Brown’s rake irons, or water irons as
they are sometimes called, are among the most famous of all golf
collectibles. Marketed as “heros of the hazards,” these irons were
designed to play shots from water, high grass, and sand.
In 1903 and
1905, James R. Brown received two British Patents that covered his rake irons, including the Major Niblick rake iron offered here. This model is among the rarest of Brown's rakes as it was soon replaced by Brown's Thistle after the Thistle, which is also a niblick, was introduced. The Major Niblick is a cross between the Thistle (which has five slots in the face, thin tines, no filigree on the face, and a head that is distinctly rounded on its back side) and the Major (which has thicker tines, six slots on the face, filigree on the face, and a comparatively flat back). As can be seen, the club offered here has five slots in the face and a rounded back like the Thistle and wider tines and filigree on the face like the Major.
The shaft is
original as is the sheepskin grip. The back of the head is stamped "Brown's Patent" in an oval. The filigree is strong and much of the original tinning remains on the head.
The story behind Brown's rake irons is documented in the March 1906 issue of Fry's Magazine.

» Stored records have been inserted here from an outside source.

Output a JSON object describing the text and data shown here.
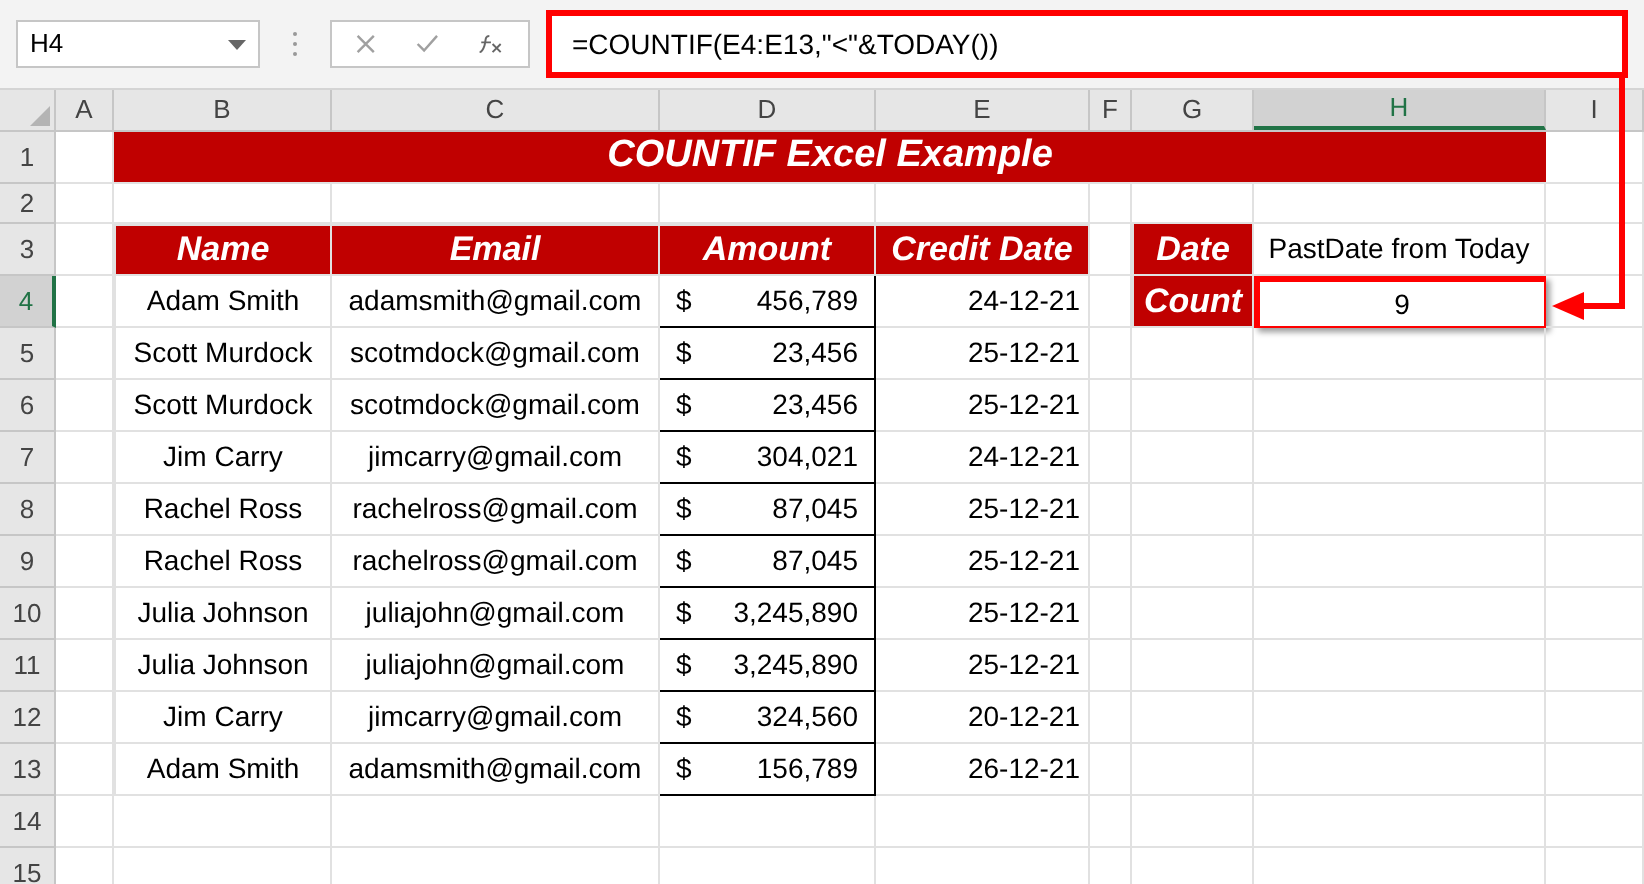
{
  "name_box": "H4",
  "formula": {
    "text": "=COUNTIF(E4:E13,\"<\"&TODAY())",
    "highlighted": true
  },
  "columns": [
    {
      "label": "A",
      "selected": false
    },
    {
      "label": "B",
      "selected": false
    },
    {
      "label": "C",
      "selected": false
    },
    {
      "label": "D",
      "selected": false
    },
    {
      "label": "E",
      "selected": false
    },
    {
      "label": "F",
      "selected": false
    },
    {
      "label": "G",
      "selected": false
    },
    {
      "label": "H",
      "selected": true
    },
    {
      "label": "I",
      "selected": false
    }
  ],
  "rows": [
    {
      "label": "1",
      "selected": false
    },
    {
      "label": "2",
      "selected": false
    },
    {
      "label": "3",
      "selected": false
    },
    {
      "label": "4",
      "selected": true
    },
    {
      "label": "5",
      "selected": false
    },
    {
      "label": "6",
      "selected": false
    },
    {
      "label": "7",
      "selected": false
    },
    {
      "label": "8",
      "selected": false
    },
    {
      "label": "9",
      "selected": false
    },
    {
      "label": "10",
      "selected": false
    },
    {
      "label": "11",
      "selected": false
    },
    {
      "label": "12",
      "selected": false
    },
    {
      "label": "13",
      "selected": false
    },
    {
      "label": "14",
      "selected": false
    },
    {
      "label": "15",
      "selected": false
    }
  ],
  "title": "COUNTIF Excel Example",
  "table": {
    "columns": [
      "Name",
      "Email",
      "Amount",
      "Credit Date"
    ],
    "rows": [
      {
        "name": "Adam Smith",
        "email": "adamsmith@gmail.com",
        "currency": "$",
        "amount": "456,789",
        "date": "24-12-21"
      },
      {
        "name": "Scott Murdock",
        "email": "scotmdock@gmail.com",
        "currency": "$",
        "amount": "23,456",
        "date": "25-12-21"
      },
      {
        "name": "Scott Murdock",
        "email": "scotmdock@gmail.com",
        "currency": "$",
        "amount": "23,456",
        "date": "25-12-21"
      },
      {
        "name": "Jim Carry",
        "email": "jimcarry@gmail.com",
        "currency": "$",
        "amount": "304,021",
        "date": "24-12-21"
      },
      {
        "name": "Rachel Ross",
        "email": "rachelross@gmail.com",
        "currency": "$",
        "amount": "87,045",
        "date": "25-12-21"
      },
      {
        "name": "Rachel Ross",
        "email": "rachelross@gmail.com",
        "currency": "$",
        "amount": "87,045",
        "date": "25-12-21"
      },
      {
        "name": "Julia Johnson",
        "email": "juliajohn@gmail.com",
        "currency": "$",
        "amount": "3,245,890",
        "date": "25-12-21"
      },
      {
        "name": "Julia Johnson",
        "email": "juliajohn@gmail.com",
        "currency": "$",
        "amount": "3,245,890",
        "date": "25-12-21"
      },
      {
        "name": "Jim Carry",
        "email": "jimcarry@gmail.com",
        "currency": "$",
        "amount": "324,560",
        "date": "20-12-21"
      },
      {
        "name": "Adam Smith",
        "email": "adamsmith@gmail.com",
        "currency": "$",
        "amount": "156,789",
        "date": "26-12-21"
      }
    ]
  },
  "summary": [
    {
      "label": "Date",
      "value": "PastDate from Today",
      "highlighted": false
    },
    {
      "label": "Count",
      "value": "9",
      "highlighted": true
    }
  ]
}
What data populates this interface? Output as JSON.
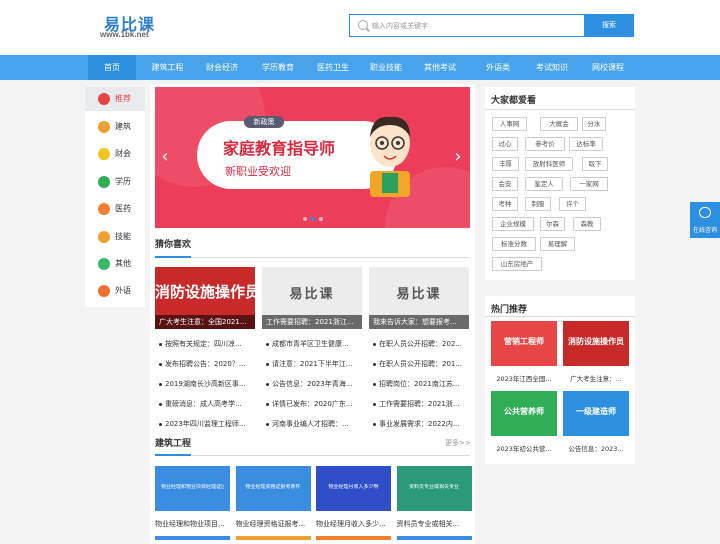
{
  "header": {
    "logo_text": "易比课",
    "logo_url": "www.1bk.net",
    "search_placeholder": "输入内容或关键字",
    "search_button": "搜索"
  },
  "nav": {
    "items": [
      {
        "label": "首页",
        "active": true
      },
      {
        "label": "建筑工程"
      },
      {
        "label": "财会经济"
      },
      {
        "label": "学历教育"
      },
      {
        "label": "医药卫生"
      },
      {
        "label": "职业技能"
      },
      {
        "label": "其他考试"
      },
      {
        "label": "外语类"
      },
      {
        "label": "考试知识"
      },
      {
        "label": "网校课程"
      }
    ]
  },
  "sidebar": {
    "items": [
      {
        "label": "推荐",
        "icon": "flame-icon",
        "color": "#e84545",
        "active": true
      },
      {
        "label": "建筑",
        "icon": "worker-icon",
        "color": "#f0a030"
      },
      {
        "label": "财会",
        "icon": "coin-icon",
        "color": "#f2c31b"
      },
      {
        "label": "学历",
        "icon": "graduation-cap-icon",
        "color": "#2fae55"
      },
      {
        "label": "医药",
        "icon": "hospital-icon",
        "color": "#f08030"
      },
      {
        "label": "技能",
        "icon": "helmet-icon",
        "color": "#f0a030"
      },
      {
        "label": "其他",
        "icon": "tube-icon",
        "color": "#3ab86a"
      },
      {
        "label": "外语",
        "icon": "book-icon",
        "color": "#f07030"
      }
    ]
  },
  "banner": {
    "tag": "新政策",
    "title": "家庭教育指导师",
    "subtitle": "新职业受欢迎",
    "prev": "‹",
    "next": "›"
  },
  "guess": {
    "title": "猜你喜欢",
    "cards": [
      {
        "label": "消防设施操作员",
        "caption": "广大考生注意：全国2021...",
        "color": "#c82a2a"
      },
      {
        "label": "易比课",
        "caption": "工作需要招聘：2021浙江...",
        "color": "#ececec"
      },
      {
        "label": "易比课",
        "caption": "我来告诉大家：想要报考...",
        "color": "#ececec"
      }
    ],
    "news": [
      [
        "按照有关规定：四川凉...",
        "成都市青羊区卫生健康...",
        "在职人员公开招聘：202..."
      ],
      [
        "发布招聘公告：2020？...",
        "请注意：2021下半年江...",
        "在职人员公开招聘：201..."
      ],
      [
        "2019湖南长沙高新区事...",
        "公告信息：2023年青海...",
        "招聘岗位：2021南江苏..."
      ],
      [
        "重磅消息：成人高考学...",
        "详情已发布：2020广东...",
        "工作需要招聘：2021浙..."
      ],
      [
        "2023年四川监理工程师...",
        "河南事业编人才招聘：...",
        "事业发展需求：2022内..."
      ]
    ]
  },
  "jianzhu": {
    "title": "建筑工程",
    "more": "更多>>",
    "items": [
      {
        "inner": "物业经理和物业项目经理证区别",
        "caption": "物业经理和物业项目...",
        "color": "#3a8de0"
      },
      {
        "inner": "物业经理资格证报考条件",
        "caption": "物业经理资格证报考...",
        "color": "#3a8de0"
      },
      {
        "inner": "物业经理月收入多少啊",
        "caption": "物业经理月收入多少...",
        "color": "#2f4fc8"
      },
      {
        "inner": "资料员专业或相关专业",
        "caption": "资料员专业或相关...",
        "color": "#2a9a7a"
      }
    ]
  },
  "popular": {
    "title": "大家都爱看",
    "tags": [
      "人事网",
      "大概会",
      "分水",
      "过心",
      "参考价",
      "达标率",
      "丰厚",
      "放射科医师",
      "取下",
      "会安",
      "鉴定人",
      "一家网",
      "考种",
      "制服",
      "许个",
      "企业规模",
      "尔森",
      "森教",
      "标准分数",
      "易理解",
      "山东房地产"
    ]
  },
  "hot": {
    "title": "热门推荐",
    "items": [
      {
        "label": "营销工程师",
        "caption": "2023年江西全国...",
        "color": "#e84545"
      },
      {
        "label": "消防设施操作员",
        "caption": "广大考生注意：...",
        "color": "#c82a2a"
      },
      {
        "label": "公共营养师",
        "caption": "2023年初公共营...",
        "color": "#2fae55"
      },
      {
        "label": "一级建造师",
        "caption": "公告信息：2023...",
        "color": "#2d8fe0"
      }
    ]
  },
  "float": {
    "label": "在线咨询"
  }
}
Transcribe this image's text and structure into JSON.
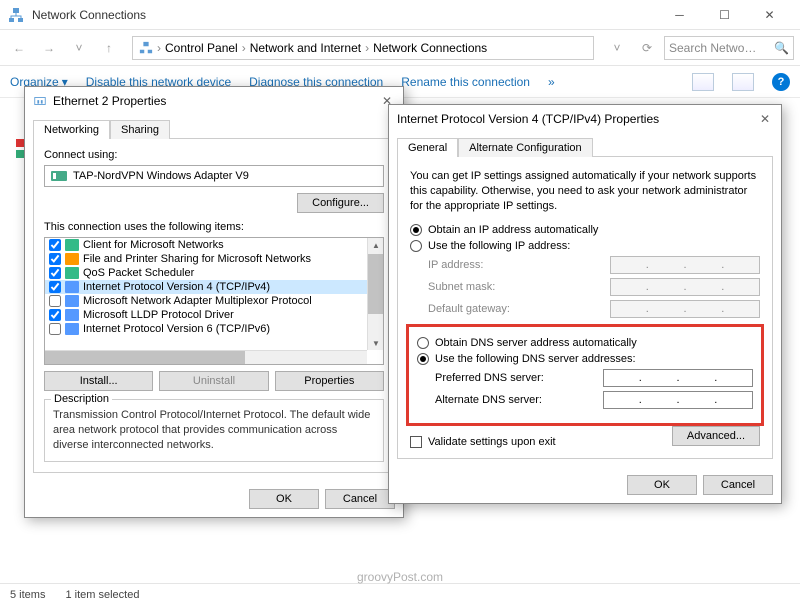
{
  "window": {
    "title": "Network Connections",
    "search_placeholder": "Search Netwo…"
  },
  "breadcrumb": [
    "Control Panel",
    "Network and Internet",
    "Network Connections"
  ],
  "cmdbar": {
    "organize": "Organize",
    "disable": "Disable this network device",
    "diagnose": "Diagnose this connection",
    "rename": "Rename this connection",
    "more": "»"
  },
  "eth_dialog": {
    "title": "Ethernet 2 Properties",
    "tabs": [
      "Networking",
      "Sharing"
    ],
    "connect_using_label": "Connect using:",
    "adapter": "TAP-NordVPN Windows Adapter V9",
    "configure_btn": "Configure...",
    "items_label": "This connection uses the following items:",
    "items": [
      {
        "checked": true,
        "name": "Client for Microsoft Networks"
      },
      {
        "checked": true,
        "name": "File and Printer Sharing for Microsoft Networks"
      },
      {
        "checked": true,
        "name": "QoS Packet Scheduler"
      },
      {
        "checked": true,
        "name": "Internet Protocol Version 4 (TCP/IPv4)",
        "selected": true
      },
      {
        "checked": false,
        "name": "Microsoft Network Adapter Multiplexor Protocol"
      },
      {
        "checked": true,
        "name": "Microsoft LLDP Protocol Driver"
      },
      {
        "checked": false,
        "name": "Internet Protocol Version 6 (TCP/IPv6)"
      }
    ],
    "install_btn": "Install...",
    "uninstall_btn": "Uninstall",
    "properties_btn": "Properties",
    "description_title": "Description",
    "description": "Transmission Control Protocol/Internet Protocol. The default wide area network protocol that provides communication across diverse interconnected networks.",
    "ok": "OK",
    "cancel": "Cancel"
  },
  "ipv4_dialog": {
    "title": "Internet Protocol Version 4 (TCP/IPv4) Properties",
    "tabs": [
      "General",
      "Alternate Configuration"
    ],
    "info": "You can get IP settings assigned automatically if your network supports this capability. Otherwise, you need to ask your network administrator for the appropriate IP settings.",
    "obtain_ip": "Obtain an IP address automatically",
    "use_ip": "Use the following IP address:",
    "ip_address": "IP address:",
    "subnet": "Subnet mask:",
    "gateway": "Default gateway:",
    "obtain_dns": "Obtain DNS server address automatically",
    "use_dns": "Use the following DNS server addresses:",
    "pref_dns": "Preferred DNS server:",
    "alt_dns": "Alternate DNS server:",
    "validate": "Validate settings upon exit",
    "advanced": "Advanced...",
    "ok": "OK",
    "cancel": "Cancel"
  },
  "statusbar": {
    "items": "5 items",
    "selected": "1 item selected"
  },
  "watermark": "groovyPost.com"
}
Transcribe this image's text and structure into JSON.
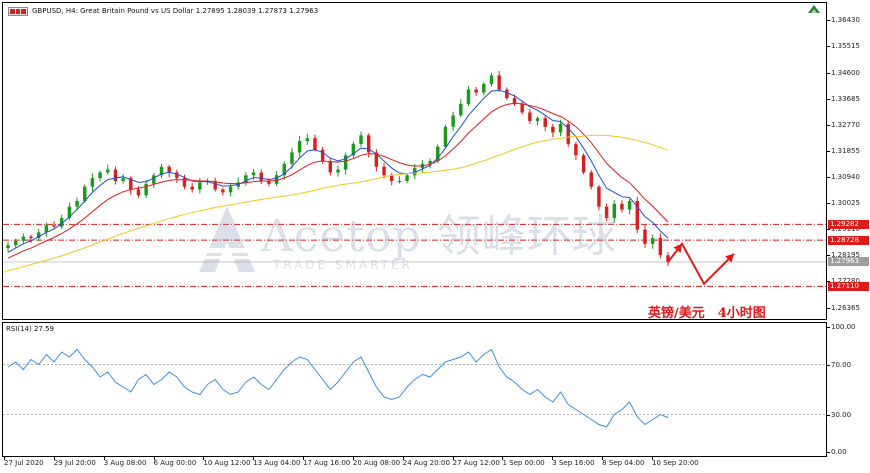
{
  "header": {
    "symbol_info": "GBPUSD, H4:  Great Britain Pound vs US Dollar  1.27895 1.28039 1.27873 1.27963"
  },
  "annotation": "英镑/美元　4小时图",
  "watermark": {
    "name": "Acetop 领峰环球",
    "tagline": "TRADE SMARTER"
  },
  "colors": {
    "bull": "#1a9a1a",
    "bear": "#d62020",
    "ma_fast": "#1f4fd8",
    "ma_mid": "#e31a1c",
    "ma_slow": "#f2c81a",
    "level_line": "#e0191b",
    "arrow": "#e0191b",
    "rsi_line": "#3b8fe0"
  },
  "chart_data": [
    {
      "type": "candlestick",
      "title": "GBPUSD, H4",
      "subtitle": "Great Britain Pound vs US Dollar",
      "ohlc_last": {
        "open": 1.27895,
        "high": 1.28039,
        "low": 1.27873,
        "close": 1.27963
      },
      "ylim": [
        1.26,
        1.37
      ],
      "y_ticks": [
        "1.36430",
        "1.35515",
        "1.34600",
        "1.33685",
        "1.32770",
        "1.31855",
        "1.30940",
        "1.30025",
        "1.29110",
        "1.28195",
        "1.27280",
        "1.26365"
      ],
      "x_ticks": [
        "27 Jul 2020",
        "29 Jul 20:00",
        "3 Aug 08:00",
        "6 Aug 00:00",
        "10 Aug 12:00",
        "13 Aug 04:00",
        "17 Aug 16:00",
        "20 Aug 08:00",
        "24 Aug 20:00",
        "27 Aug 12:00",
        "1 Sep 00:00",
        "3 Sep 16:00",
        "8 Sep 04:00",
        "10 Sep 20:00"
      ],
      "close_series": [
        1.2855,
        1.287,
        1.2885,
        1.288,
        1.29,
        1.2925,
        1.292,
        1.295,
        1.299,
        1.301,
        1.306,
        1.309,
        1.311,
        1.312,
        1.308,
        1.309,
        1.305,
        1.303,
        1.307,
        1.31,
        1.313,
        1.311,
        1.309,
        1.306,
        1.305,
        1.3075,
        1.308,
        1.305,
        1.304,
        1.306,
        1.3075,
        1.31,
        1.311,
        1.308,
        1.307,
        1.31,
        1.314,
        1.318,
        1.322,
        1.323,
        1.319,
        1.315,
        1.311,
        1.312,
        1.317,
        1.321,
        1.324,
        1.318,
        1.313,
        1.31,
        1.308,
        1.308,
        1.31,
        1.3125,
        1.314,
        1.315,
        1.32,
        1.327,
        1.331,
        1.335,
        1.34,
        1.339,
        1.342,
        1.345,
        1.34,
        1.337,
        1.335,
        1.332,
        1.329,
        1.33,
        1.327,
        1.325,
        1.328,
        1.321,
        1.317,
        1.311,
        1.306,
        1.299,
        1.295,
        1.3,
        1.298,
        1.301,
        1.291,
        1.286,
        1.288,
        1.282,
        1.2796
      ],
      "moving_averages": [
        {
          "values": [
            1.283,
            1.2845,
            1.286,
            1.287,
            1.2885,
            1.29,
            1.2912,
            1.293,
            1.2955,
            1.298,
            1.301,
            1.304,
            1.3065,
            1.3085,
            1.309,
            1.3095,
            1.3085,
            1.3075,
            1.3078,
            1.309,
            1.3105,
            1.311,
            1.3105,
            1.3092,
            1.308,
            1.3078,
            1.3078,
            1.307,
            1.3062,
            1.3063,
            1.3068,
            1.308,
            1.3092,
            1.309,
            1.3085,
            1.309,
            1.3105,
            1.313,
            1.316,
            1.3185,
            1.319,
            1.318,
            1.316,
            1.315,
            1.3158,
            1.3175,
            1.3195,
            1.3192,
            1.3175,
            1.315,
            1.3125,
            1.3108,
            1.3105,
            1.311,
            1.3122,
            1.3135,
            1.316,
            1.3195,
            1.3235,
            1.327,
            1.331,
            1.334,
            1.337,
            1.3395,
            1.3398,
            1.339,
            1.3378,
            1.336,
            1.334,
            1.3328,
            1.331,
            1.3292,
            1.3288,
            1.3265,
            1.3235,
            1.3195,
            1.315,
            1.31,
            1.3055,
            1.304,
            1.3025,
            1.3022,
            1.299,
            1.2955,
            1.2935,
            1.2905,
            1.288
          ]
        },
        {
          "values": [
            1.281,
            1.2822,
            1.2835,
            1.2845,
            1.2858,
            1.287,
            1.2882,
            1.2896,
            1.2912,
            1.293,
            1.295,
            1.2972,
            1.2995,
            1.3015,
            1.303,
            1.3042,
            1.305,
            1.3055,
            1.306,
            1.3068,
            1.3076,
            1.3082,
            1.3085,
            1.3084,
            1.3082,
            1.308,
            1.308,
            1.3077,
            1.3073,
            1.3071,
            1.3071,
            1.3074,
            1.3078,
            1.308,
            1.308,
            1.3082,
            1.309,
            1.3102,
            1.3118,
            1.3135,
            1.3146,
            1.315,
            1.3148,
            1.3146,
            1.315,
            1.3158,
            1.317,
            1.3176,
            1.3174,
            1.3166,
            1.3155,
            1.3144,
            1.3136,
            1.3132,
            1.3133,
            1.3138,
            1.315,
            1.3168,
            1.3192,
            1.3218,
            1.3248,
            1.3272,
            1.3298,
            1.3322,
            1.3338,
            1.3348,
            1.3352,
            1.335,
            1.3344,
            1.3338,
            1.3328,
            1.3316,
            1.3306,
            1.329,
            1.327,
            1.3244,
            1.3214,
            1.3178,
            1.3142,
            1.3116,
            1.3092,
            1.3074,
            1.3046,
            1.3016,
            1.2992,
            1.2964,
            1.2936
          ]
        },
        {
          "values": [
            1.276,
            1.2768,
            1.2776,
            1.2784,
            1.2792,
            1.28,
            1.2808,
            1.2817,
            1.2826,
            1.2836,
            1.2846,
            1.2857,
            1.2868,
            1.2879,
            1.289,
            1.29,
            1.291,
            1.2919,
            1.2928,
            1.2937,
            1.2946,
            1.2954,
            1.2962,
            1.2969,
            1.2976,
            1.2982,
            1.2988,
            1.2993,
            1.2998,
            1.3003,
            1.3008,
            1.3013,
            1.3018,
            1.3022,
            1.3026,
            1.303,
            1.3035,
            1.3041,
            1.3048,
            1.3055,
            1.3061,
            1.3066,
            1.307,
            1.3074,
            1.3079,
            1.3085,
            1.3092,
            1.3098,
            1.3102,
            1.3105,
            1.3107,
            1.3109,
            1.3111,
            1.3114,
            1.3118,
            1.3122,
            1.3128,
            1.3136,
            1.3145,
            1.3155,
            1.3166,
            1.3176,
            1.3187,
            1.3198,
            1.3207,
            1.3215,
            1.3221,
            1.3226,
            1.323,
            1.3234,
            1.3236,
            1.3238,
            1.324,
            1.324,
            1.3238,
            1.3235,
            1.323,
            1.3224,
            1.3216,
            1.3208,
            1.3198,
            1.3188
          ]
        }
      ],
      "horizontal_levels": [
        "1.29282",
        "1.28728",
        "1.27110"
      ],
      "current_price": "1.27963"
    },
    {
      "type": "line",
      "title": "RSI(14) 27.59",
      "ylim": [
        0,
        100
      ],
      "y_ticks": [
        "100.00",
        "70.00",
        "30.00",
        "0.00"
      ],
      "reference_levels": [
        70,
        30
      ],
      "values": [
        68,
        72,
        66,
        74,
        70,
        78,
        72,
        80,
        76,
        82,
        74,
        68,
        60,
        64,
        56,
        52,
        48,
        58,
        62,
        54,
        58,
        64,
        60,
        52,
        48,
        46,
        54,
        58,
        50,
        46,
        48,
        56,
        60,
        54,
        50,
        58,
        66,
        72,
        76,
        74,
        66,
        58,
        50,
        56,
        64,
        72,
        76,
        64,
        52,
        44,
        42,
        44,
        52,
        58,
        62,
        60,
        66,
        72,
        74,
        76,
        80,
        72,
        78,
        82,
        68,
        60,
        56,
        50,
        46,
        50,
        44,
        40,
        48,
        38,
        34,
        30,
        26,
        22,
        20,
        30,
        34,
        40,
        28,
        22,
        26,
        30,
        27.59
      ]
    }
  ]
}
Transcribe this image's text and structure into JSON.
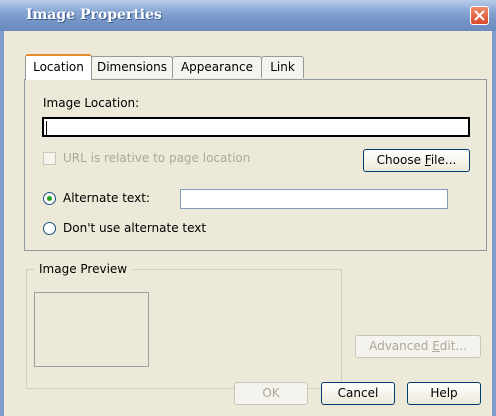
{
  "window": {
    "title": "Image Properties",
    "close_icon": "close-icon"
  },
  "tabs": [
    {
      "label": "Location",
      "active": true
    },
    {
      "label": "Dimensions",
      "active": false
    },
    {
      "label": "Appearance",
      "active": false
    },
    {
      "label": "Link",
      "active": false
    }
  ],
  "location": {
    "image_location_label": "Image Location:",
    "image_location_value": "",
    "relative_url_label": "URL is relative to page location",
    "relative_url_checked": false,
    "choose_file_label": "Choose File...",
    "alternate_text_label": "Alternate text:",
    "alternate_text_value": "",
    "alternate_text_selected": true,
    "no_alt_text_label": "Don't use alternate text",
    "no_alt_text_selected": false
  },
  "preview": {
    "title": "Image Preview"
  },
  "buttons": {
    "advanced_edit": "Advanced Edit...",
    "ok": "OK",
    "cancel": "Cancel",
    "help": "Help"
  },
  "colors": {
    "tab_active_accent": "#e68b2c",
    "radio_dot": "#21a121",
    "title_bar": "#7797c8"
  }
}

James R Brown was not a golfer, but some of Brown’s acquaintances were golfers who would come to him
complaining of sand that had gotten in their eyes while golfing. The Fry’s
article then recounts how one night, while sleeping, Brown “beheld an
implement in his dreams which he calculated would stagger humanity.
With a plan of the club still in his mind’s eye he rose from his bed…
hurriedly dressed, and in the silent hours set to work in his smithy, on
his mental pattern. Far into the night he worked, and the cocks were
crowing before he returned to the blankets. Next day he was never away
from his bench…”
During the next months, two more
experimental models were tried before Brown made his breakthrough. The
Fry’s Magazine article continues: “One Saturday evening he set to work
upon an idea which had been suggested to him that afternoon while he was
racking his brain and raking his garden. ‘Why not shape the club after
the manner of an inverted rake?’ he asked himself. “ So he did.
irons proved to be a flash in the pan. They met with some success when
introduced in 1904, but they never really caught hold. In a few short
years, Brown's hazard heros were well on their way out.
This is an prime example of one of Brown's rarest designs.
TCA2 V 1: P262-264